Written on 01 May 2012.
In the struggle to get Mapnik styled OpenStreetMap data in to ArcGIS, I ended up settling on a fairly convoluted process that leaves us with raster datasets instead of nicely symbolized OSM vector data.
Long story short, the ESRI styling/symbology engines are vastly inferior when stacked up next to Mapnik; attempting to get OSM vector data styled in ArcMap, in a way that users will recognise it, is nigh on impossible.
My solution? Pre rendering Mapnik tiles, georeferencing them and loaded them in to an ArcGIS Raster Dataset.
Steps to rasterizing OSM into ArcGIS
Setup a PostGIS Mapnik & Open Street Map environment:
Download a Planet-sized OSM data file or a specific country file from the likes of Geofrabrik or Cloudmade; I personally opted for the compressed OSMs and not the protobuf PBFs, as I feel the tools for parsing raw OSM XML are a bit more mature
generate_tiles.pyscript (from OpenStreetMap) to generate 256x256 tiles at the relevant zoom levels; this will take some time depending on your hardware
Write a small utility script (probably in Python) to georeference the tiles from the above step. You will need to create a PGW file for each PNG by calculating the coordinates based on the tile name and folder structure. There is plenty of sample code over here. You may need to play around with the PNG output formats from Mapnik. It is worth running a few samples to double check the file sizes of empty tiles so you can elect to ignore them.
I chose to copy georeferenced tiles to another directory tree, ignoring the empty ones. This helps reduce number the number of files.
Loading tiles into ArcGIS
Now you are faced with a few options. You could load all your georeferenced tiles in to an ArcGIS Raster Catalog or a Raster Dataset. However, you will be loading tens of thousands of tiles (especially given they are 256s).
The other option is to use the
gdal_merge.py utility from the GDAL tool chain to merge tiles together. This is also a very time consuming process once you get down to zoom level 15 and below.
I opted to create very tall tile images with GDAL by stacking tiles based on the Y coordinate. You can easily end up with hundreds of enormous tiles to load into ArcGIS, but ultimately gives you far fewer image files to move around (if you need to do that).
I have yet to benchmark which is a fastest/most efficient route, but I am starting to think that a direct load into a Raster Dataset would have been better a better choice. I’ll report back with any observations.

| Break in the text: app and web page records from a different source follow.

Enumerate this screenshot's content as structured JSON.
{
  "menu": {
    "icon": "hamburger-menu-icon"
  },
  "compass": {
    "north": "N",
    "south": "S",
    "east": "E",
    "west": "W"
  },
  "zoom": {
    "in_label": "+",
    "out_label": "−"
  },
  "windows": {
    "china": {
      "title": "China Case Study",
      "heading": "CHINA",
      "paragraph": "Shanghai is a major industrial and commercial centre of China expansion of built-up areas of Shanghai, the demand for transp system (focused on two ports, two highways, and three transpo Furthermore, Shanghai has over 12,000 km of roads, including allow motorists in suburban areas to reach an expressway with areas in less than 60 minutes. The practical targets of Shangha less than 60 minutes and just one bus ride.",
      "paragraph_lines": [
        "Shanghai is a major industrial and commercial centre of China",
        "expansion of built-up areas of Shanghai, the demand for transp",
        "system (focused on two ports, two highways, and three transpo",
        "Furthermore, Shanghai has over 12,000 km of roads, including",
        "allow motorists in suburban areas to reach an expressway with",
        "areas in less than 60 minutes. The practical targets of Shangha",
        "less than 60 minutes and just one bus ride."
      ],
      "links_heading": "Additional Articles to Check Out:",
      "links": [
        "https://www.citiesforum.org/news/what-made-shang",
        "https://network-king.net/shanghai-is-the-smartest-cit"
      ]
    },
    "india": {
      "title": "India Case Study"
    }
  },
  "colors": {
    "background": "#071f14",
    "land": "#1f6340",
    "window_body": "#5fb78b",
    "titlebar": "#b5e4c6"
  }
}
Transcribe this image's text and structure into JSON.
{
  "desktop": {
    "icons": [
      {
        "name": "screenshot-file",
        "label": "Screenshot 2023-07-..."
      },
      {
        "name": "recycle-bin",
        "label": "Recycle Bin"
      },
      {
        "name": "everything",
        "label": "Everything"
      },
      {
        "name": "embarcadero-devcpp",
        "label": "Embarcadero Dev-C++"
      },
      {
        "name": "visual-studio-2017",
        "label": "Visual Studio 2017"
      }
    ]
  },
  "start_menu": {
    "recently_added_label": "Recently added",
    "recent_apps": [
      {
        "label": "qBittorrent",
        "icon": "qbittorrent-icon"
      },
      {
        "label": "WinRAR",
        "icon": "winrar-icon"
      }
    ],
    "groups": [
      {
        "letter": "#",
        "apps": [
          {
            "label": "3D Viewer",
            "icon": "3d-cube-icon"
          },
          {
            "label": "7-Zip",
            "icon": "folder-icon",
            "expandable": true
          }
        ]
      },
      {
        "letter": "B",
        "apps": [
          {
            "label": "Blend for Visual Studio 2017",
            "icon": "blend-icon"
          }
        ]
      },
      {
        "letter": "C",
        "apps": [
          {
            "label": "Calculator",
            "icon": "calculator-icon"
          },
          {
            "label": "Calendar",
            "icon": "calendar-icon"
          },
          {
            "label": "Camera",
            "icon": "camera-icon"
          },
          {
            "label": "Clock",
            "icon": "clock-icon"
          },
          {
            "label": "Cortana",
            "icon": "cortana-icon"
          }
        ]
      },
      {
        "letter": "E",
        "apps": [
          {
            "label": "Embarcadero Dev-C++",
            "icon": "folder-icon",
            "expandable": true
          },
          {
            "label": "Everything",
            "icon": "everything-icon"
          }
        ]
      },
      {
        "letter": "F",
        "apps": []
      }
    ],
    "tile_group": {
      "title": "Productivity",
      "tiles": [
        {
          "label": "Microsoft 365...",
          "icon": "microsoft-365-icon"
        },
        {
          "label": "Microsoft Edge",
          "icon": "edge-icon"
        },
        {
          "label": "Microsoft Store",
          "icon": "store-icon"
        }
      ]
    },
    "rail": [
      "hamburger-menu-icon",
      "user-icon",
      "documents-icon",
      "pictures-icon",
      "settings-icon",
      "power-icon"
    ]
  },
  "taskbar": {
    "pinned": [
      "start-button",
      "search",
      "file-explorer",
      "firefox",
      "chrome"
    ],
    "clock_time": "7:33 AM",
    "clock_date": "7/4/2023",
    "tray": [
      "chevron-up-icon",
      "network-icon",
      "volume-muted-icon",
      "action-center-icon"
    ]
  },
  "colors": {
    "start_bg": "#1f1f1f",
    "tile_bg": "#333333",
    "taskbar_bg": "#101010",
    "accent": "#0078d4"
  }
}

Once you’ve loaded the tiles, you’ll want to build some Billinear pyramids in the dataset to get any kind of drawing performance.
You should now have some nicely rendered Mapnik datasets in ArcMap/GIS; something the ESRI styling engine could not achieve. Bear in mind that with any significant GIS processing task, the more hardware you can throw at it, the better. I would also recommened doing this on a per territory basis (unless you’re doing the world), as
generate_tiles.py will take a long time generating empty tiles for nodata areas.
There is also a nice workflow opportunity to programatically create the target raster datasets (if you are doing multiple zoom levels) and loading the data in to the relevant dataset. It would also be worth creating a generic layer file which references standardized data sources for each zoom level so you can easily create new layers in your mapping document.